Acknowledging the Implications of Native North American Language Revitalization Efforts: A Focus on the Teaching of Western Shoshoni
Dr. Tim Thornes
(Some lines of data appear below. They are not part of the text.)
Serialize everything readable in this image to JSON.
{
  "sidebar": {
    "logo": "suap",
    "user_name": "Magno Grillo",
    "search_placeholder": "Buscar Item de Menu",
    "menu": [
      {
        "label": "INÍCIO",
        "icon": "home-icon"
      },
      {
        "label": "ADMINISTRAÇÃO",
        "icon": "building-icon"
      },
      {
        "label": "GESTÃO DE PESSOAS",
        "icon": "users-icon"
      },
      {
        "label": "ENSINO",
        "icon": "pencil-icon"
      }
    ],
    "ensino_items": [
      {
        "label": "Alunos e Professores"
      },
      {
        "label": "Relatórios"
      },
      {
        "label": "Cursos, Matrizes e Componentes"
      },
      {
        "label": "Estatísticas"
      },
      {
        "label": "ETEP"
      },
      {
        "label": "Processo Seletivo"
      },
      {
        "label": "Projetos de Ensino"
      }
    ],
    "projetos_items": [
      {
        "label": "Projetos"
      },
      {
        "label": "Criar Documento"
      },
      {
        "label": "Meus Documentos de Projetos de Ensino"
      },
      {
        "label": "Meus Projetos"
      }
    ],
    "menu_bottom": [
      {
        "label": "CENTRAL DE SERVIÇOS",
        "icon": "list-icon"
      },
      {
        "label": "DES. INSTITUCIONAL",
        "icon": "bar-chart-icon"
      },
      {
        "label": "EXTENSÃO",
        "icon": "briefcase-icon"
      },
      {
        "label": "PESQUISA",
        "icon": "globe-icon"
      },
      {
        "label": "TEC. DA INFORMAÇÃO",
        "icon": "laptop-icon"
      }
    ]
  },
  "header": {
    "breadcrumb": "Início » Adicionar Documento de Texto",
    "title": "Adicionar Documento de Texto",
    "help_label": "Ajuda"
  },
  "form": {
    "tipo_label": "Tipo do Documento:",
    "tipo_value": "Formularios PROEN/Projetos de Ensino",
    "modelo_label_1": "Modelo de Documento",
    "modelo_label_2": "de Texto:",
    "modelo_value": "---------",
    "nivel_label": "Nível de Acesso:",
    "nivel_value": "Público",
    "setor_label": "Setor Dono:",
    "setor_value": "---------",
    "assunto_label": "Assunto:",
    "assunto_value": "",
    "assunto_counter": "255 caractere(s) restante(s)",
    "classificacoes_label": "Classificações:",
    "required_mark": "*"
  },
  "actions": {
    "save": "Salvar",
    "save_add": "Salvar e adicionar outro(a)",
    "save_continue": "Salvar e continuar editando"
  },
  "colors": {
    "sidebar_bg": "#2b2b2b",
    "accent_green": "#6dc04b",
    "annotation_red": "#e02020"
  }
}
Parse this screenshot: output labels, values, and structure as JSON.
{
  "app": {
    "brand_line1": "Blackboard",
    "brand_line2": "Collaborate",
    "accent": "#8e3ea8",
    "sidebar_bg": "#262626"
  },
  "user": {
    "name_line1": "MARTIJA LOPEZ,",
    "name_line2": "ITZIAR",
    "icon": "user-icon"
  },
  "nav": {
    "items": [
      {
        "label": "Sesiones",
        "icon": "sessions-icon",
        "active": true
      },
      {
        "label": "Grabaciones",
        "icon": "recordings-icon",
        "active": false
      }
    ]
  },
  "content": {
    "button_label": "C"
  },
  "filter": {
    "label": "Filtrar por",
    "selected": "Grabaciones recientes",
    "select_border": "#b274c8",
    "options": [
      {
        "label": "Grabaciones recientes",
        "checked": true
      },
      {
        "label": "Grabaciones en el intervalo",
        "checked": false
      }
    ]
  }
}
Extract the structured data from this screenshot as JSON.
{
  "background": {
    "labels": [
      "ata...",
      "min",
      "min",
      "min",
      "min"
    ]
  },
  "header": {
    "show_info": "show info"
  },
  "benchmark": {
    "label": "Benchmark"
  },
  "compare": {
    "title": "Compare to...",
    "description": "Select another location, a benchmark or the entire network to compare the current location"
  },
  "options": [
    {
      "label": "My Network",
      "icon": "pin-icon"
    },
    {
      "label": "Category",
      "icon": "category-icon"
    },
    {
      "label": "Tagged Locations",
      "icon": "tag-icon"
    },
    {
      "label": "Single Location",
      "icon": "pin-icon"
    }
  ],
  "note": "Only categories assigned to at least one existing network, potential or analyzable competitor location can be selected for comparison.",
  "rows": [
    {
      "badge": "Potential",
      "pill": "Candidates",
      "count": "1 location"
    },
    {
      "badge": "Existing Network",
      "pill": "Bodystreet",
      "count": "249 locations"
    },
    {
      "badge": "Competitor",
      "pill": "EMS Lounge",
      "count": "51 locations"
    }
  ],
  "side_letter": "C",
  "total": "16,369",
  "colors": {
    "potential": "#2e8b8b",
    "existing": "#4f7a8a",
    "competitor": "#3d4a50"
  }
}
In 2018, UNESCO predicted that by the end of this century, between 50-90% of the world’s 6,000-7,000 currently spoken indigenous languages will cease to be spoken when their last fluent speakers pass (UNESCO, 2018). Included in this prediction are the approximately 150 native languages spoken in North America today (Koyfman, 2017). In an effort to safeguard histories, traditions, memories, and a sense of identity for these language communities, people from around the world have been inspired to make moves in the direction of revitalization, preservation, and promotion of indigenous language use. One such local effort is that of teaching Western Shoshoni, a Native North American language spoken in Idaho and Nevada, at the community and university levels in eastern Idaho. Though it may be assumed that these efforts are necessary and therefore welcomed by all members within a language community, it is increasingly important to consider the goals of the language community itself and the ways in which these efforts are implemented. This paper provides a foundation for understanding the complexities that come with Native North American language revitalization efforts as seen from different perspectives, using the teaching of Western Shoshoni as a local example.
Sharp, Taylor M. and Thornes, Tim, "Acknowledging the Implications of Native North American Language Revitalization Efforts: A Focus on the Teaching of Western Shoshoni" (2020). 2020 Undergraduate Research Showcase. 171.